Hope Hicks' Lawyer Says She Didn't Lie to Congress About Trump's 2016 Hush Money Deal: 'Simply Wrong'

Hope Hicks' lawyer is refuting evidence from newly unsealed court documents that show the former White House communications director may have lied to Congress about her involvement in the hush money payments made to Stormy Daniels during the 2016 election.

"Reports claiming that Ms. Hicks was involved in conversations about 'hush money' payments on October 8, 2016, or knew that payments were being discussed, are simply wrong," attorney Robert Trout said in a statement on Friday.

Trout added that Hicks "stands by her truthful testimony" to the House Judiciary Committee last month and will be complying with any further inquiries from lawmakers on the issue. On Thursday, committee chairman Jerrold Nadler demanded Hicks return to Capitol Hill for a second round of questioning on the campaign finance saga.

"As I reminded you at the outset of your interview, anything other than complete candor can have very serious consequences," Nadler wrote in his letter to Hicks. The Democratic congressman also listed seven instances where Hicks may have lied during her testimony.

The former Trump official has been given an August 15 deadline to voluntarily appear before the committee for additional questioning. If she does not comply by then, she will be issued a subpoena.

Hicks' original testimony came into question on Thursday after a federal court released un-redacted search warrant documents and other court filings that were part of an investigation into campaign finance violations tied to Michael Cohen.

The documents show that Hicks spoke with both Donald Trump and Cohen shortly before the negotiations began for the payments made to Daniels to keep quiet about her alleged affair with Trump. The three of them spoke for at least four minutes during a conference call on October 8, 2016.

FBI records also show that Cohen and Hicks spoke again later that day. That same evening, Cohen began to work out a deal with The National Enquirer to arrange the hush money deal. Cohen is currently serving a three-year prison sentence for a slew of crimes he committed while working for Trump.

"Based on the timing of these calls, and the content of the text messages and emails, I believe that at least some of these communications concerned the need to prevent Clifford from going public, particularly in the wake of the Access Hollywood story," the document read.

hope hicks stormy daniels hush money involvement
Former White House communications director Hope Hicks leaves the hearing room during a break at a closed-door interview with the House Judiciary Committee June 19, 2019 on Capitol Hill in Washington, D.C. Hicks was the first former Trump aide to testify before the panel’s investigation into special counsel Robert Mueller’s report and obstruction of justice. Alex Wong/Getty

But Hicks told a different story under oath to the House Judiciary Committee in June when asked about the hush money deal.
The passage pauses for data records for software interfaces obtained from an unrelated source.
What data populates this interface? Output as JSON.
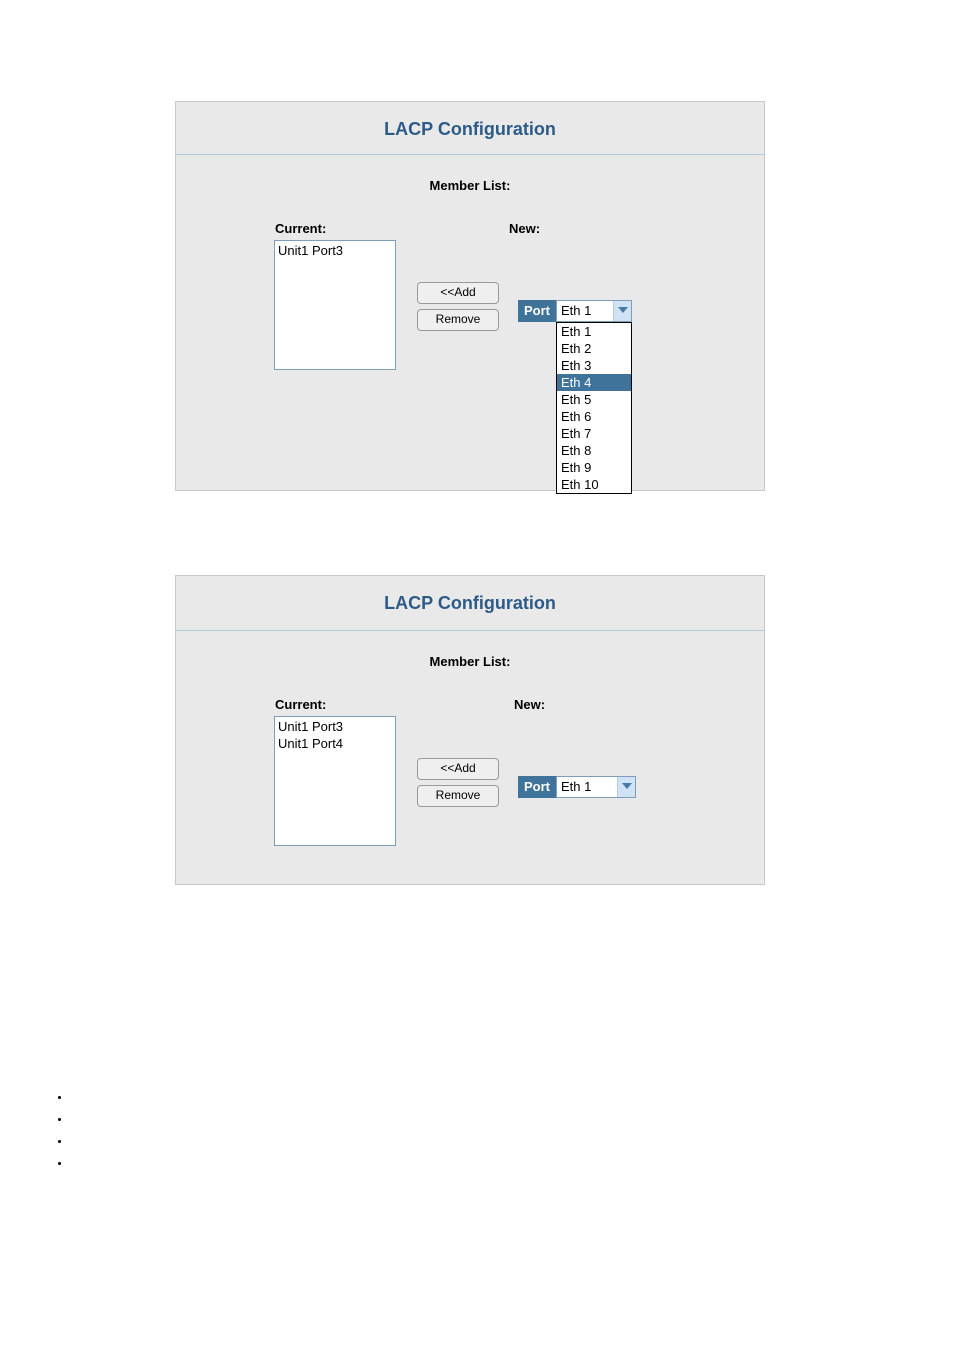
{
  "panel1": {
    "title": "LACP Configuration",
    "subtitle": "Member List:",
    "currentLabel": "Current:",
    "newLabel": "New:",
    "currentItems": [
      "Unit1 Port3"
    ],
    "addLabel": "<<Add",
    "removeLabel": "Remove",
    "portLabel": "Port",
    "portSelected": "Eth 1",
    "portOptions": [
      "Eth 1",
      "Eth 2",
      "Eth 3",
      "Eth 4",
      "Eth 5",
      "Eth 6",
      "Eth 7",
      "Eth 8",
      "Eth 9",
      "Eth 10"
    ],
    "portHighlighted": "Eth 4"
  },
  "panel2": {
    "title": "LACP Configuration",
    "subtitle": "Member List:",
    "currentLabel": "Current:",
    "newLabel": "New:",
    "currentItems": [
      "Unit1 Port3",
      "Unit1 Port4"
    ],
    "addLabel": "<<Add",
    "removeLabel": "Remove",
    "portLabel": "Port",
    "portSelected": "Eth 1"
  }
}
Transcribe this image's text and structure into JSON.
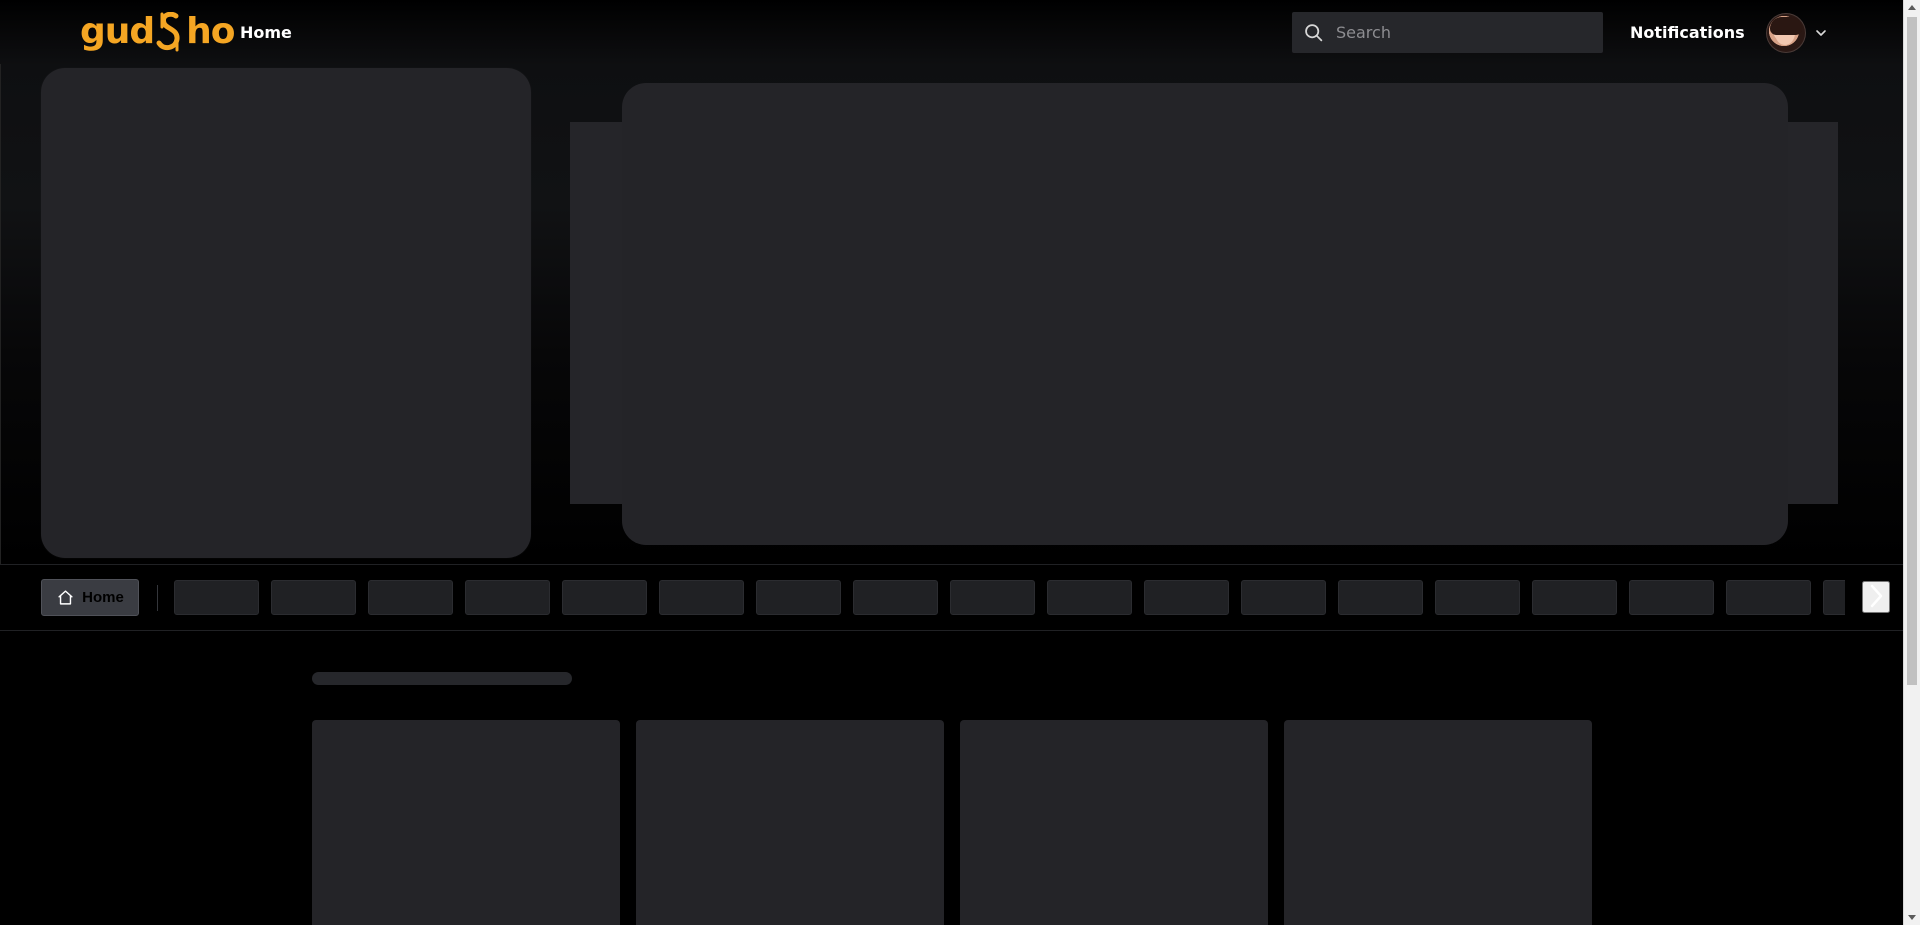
{
  "header": {
    "logo_text": "gudsho",
    "home_label": "Home",
    "search_placeholder": "Search",
    "notifications_label": "Notifications",
    "avatar_name": "profile avatar"
  },
  "chips_bar": {
    "home_label": "Home",
    "chip_count": 18
  },
  "icons": {
    "search": "search-icon",
    "home": "home-icon",
    "chevron_down": "chevron-down-icon",
    "next": "chevron-right-icon"
  },
  "colors": {
    "brand": "#f5a623",
    "background": "#000000",
    "skeleton": "#242428",
    "search_bg": "#26272b"
  }
}
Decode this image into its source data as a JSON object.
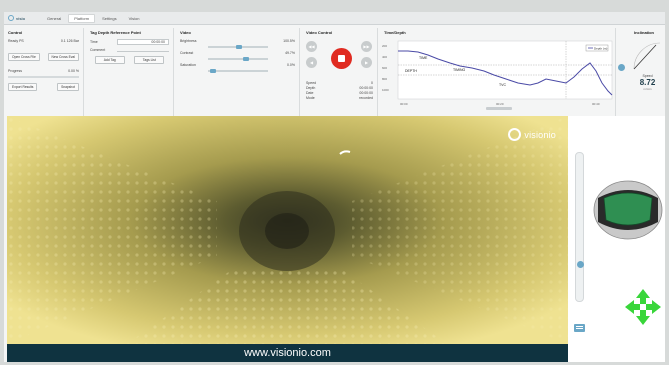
{
  "app": {
    "logo_text": "visio",
    "tabs": [
      "General",
      "Platform",
      "Settings",
      "Vision"
    ],
    "active_tab": 1
  },
  "control": {
    "title": "Control",
    "rows": [
      {
        "label": "Ready PS",
        "value": "0.1 126 Bar"
      },
      {
        "label": "Progress",
        "value": "0.00 %"
      }
    ],
    "buttons": [
      "Open Cross File",
      "New Cross Eval",
      "Export Results",
      "Snapshot"
    ]
  },
  "tag_depth": {
    "title": "Tag Depth Reference Point",
    "time_label": "Time",
    "time_value": "00:00:00",
    "comment_label": "Comment",
    "buttons": [
      "Add Tag",
      "Tags List"
    ]
  },
  "video": {
    "title": "Video",
    "brightness_label": "Brightness",
    "brightness_value": "100.5%",
    "contrast_label": "Contrast",
    "contrast_value": "49.7%",
    "saturation_label": "Saturation",
    "saturation_value": "0.0%",
    "brightness_level": 0.52,
    "contrast_level": 0.65,
    "saturation_level": 0.05
  },
  "video_control": {
    "title": "Video Control",
    "rows": [
      {
        "label": "Speed",
        "value": "0"
      },
      {
        "label": "Depth",
        "value": "00:00:00"
      },
      {
        "label": "Date",
        "value": "00:00:00"
      },
      {
        "label": "Mode",
        "value": "recorded"
      }
    ]
  },
  "time_depth": {
    "title": "Time/Depth",
    "legend_label": "Depth (m)",
    "labels": [
      "TIME",
      "DEPTH",
      "TIMING",
      "TVC"
    ],
    "y_ticks": [
      "200",
      "400",
      "600",
      "800",
      "1000"
    ],
    "x_ticks": [
      "00:00",
      "00:20",
      "00:40"
    ]
  },
  "inclination": {
    "title": "Inclination",
    "speed_label": "Speed",
    "speed_value": "8.72",
    "speed_unit": "m/min"
  },
  "video_overlay": {
    "brand": "visionio",
    "url": "www.visionio.com"
  },
  "colors": {
    "accent": "#6aa7c7",
    "record": "#e02b21",
    "arrow": "#39d63a",
    "screen": "#2f8f52"
  }
}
"Were you ever present when Trump and Cohen discussed Stormy Daniels?" Rep. Jackson Lee asked Hicks, to which she replied, "No ma'am." Lee asked her the same question again, and Hick repeated the same answer.

Bradley Moss, a national security attorney, tweeted that the court documents make it clear that Hicks lied to lawmakers during her testimony. "I'm going to be surprised if there isn't a 1001 violation referral for Hope Hicks by the end of tomorrow. It appears rather clear she lied to Congress about the Stormy Daniels saga," he wrote.

The unsealed court documents marked the end of the federal investigation into campaign finance violations. The probe ended without any additional charges against other executives in Trump's inner circle who were linked to the matter.

U.S. District Judge William Pauley III said that the records were made public because the campaign finance violations and the information gleaned from the investigation are "a matter of national importance."

"Now that the government's investigation into those violations has concluded, it is time that every American has an opportunity to scrutinize the materials," he added in his ruling.